To the Editor:

We read with interest Hashimoto et al. study about mechanisms of action of fluvoxamine in COVID-19 [1]. As they mentioned, fluvoxamine offers some key mechanisms against severe acute respiratory syndrome coronavirus 2 (SARS-CoV-2). It inhibits acid sphingomyelinase (ASM) activity, the formation of ceramide-enriched membrane domain, and attenuates SARS-CoV-2 cell entry. Interestingly, fluvoxamine acts as a potent sigma-1 receptor (S1R) agonist that may decrease SARS-CoV-2 replication and subsequent endoplasmic reticulum (ER) stress and inflammation.

Based on the evidence, S1R agonists prevent inositol requiring enzyme 1α (IRE1) from splicing of mRNA that encodes X-box binding protein-1 (XBP-1). Hence S1R-mediated reduction in XBP1 activation modulates the ER stress response pathway and reduces cytokine storm [2]. XBP1 plays a major role in the reactivation of the Epstein-Barr virus (EBV). It has been indicated that ER stress and unfolded-protein response induce the expression of lytic EBV gene in EBV-infected cells, suggesting a pathway in virus-associated complications [3, 4].

Gold et al. reported that ~70% of patients with long COVID-19 versus 10% of the control group were positive for EBV reactivation according to the early antigen-diffuse immunoglobulin G or EBV viral capsid antigen immunoglobulin M [5].

It has been suggested that more than 50% of patients who recovered from COVID-19 experienced long-term symptoms such as headache, fatigue, anxiety, depression, and cognitive features within 6 months [6].

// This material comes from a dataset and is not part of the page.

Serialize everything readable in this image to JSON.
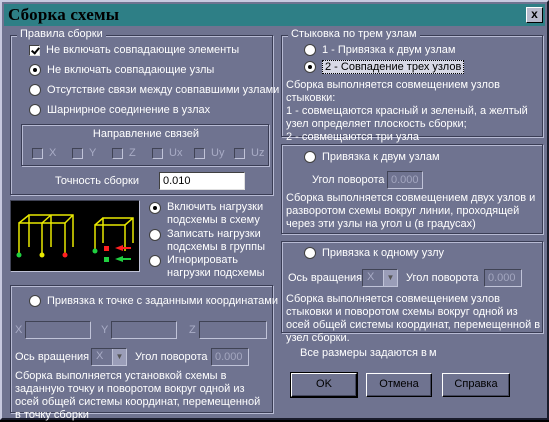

These findings suggest that most of the long COVID-19 symptoms following the recovery from the acute disease might not be directly affected by SARS-CoV-2 but probably result from COVID-19-associated inflammation and EBV reactivation. Recently, infection with EBV was suggested as the possible leading cause for multiple sclerosis (MS), in which inflammation plays a key role [7].

Given the link between EBV replication and XBP1 activation and modulatory effects of S1R agonists in XBP1 and ER stress response, we proposed that fluvoxamine might have beneficial effects in reducing long-term symptoms of COVID-19. However, further clinical studies are required to confirm this hypothesis.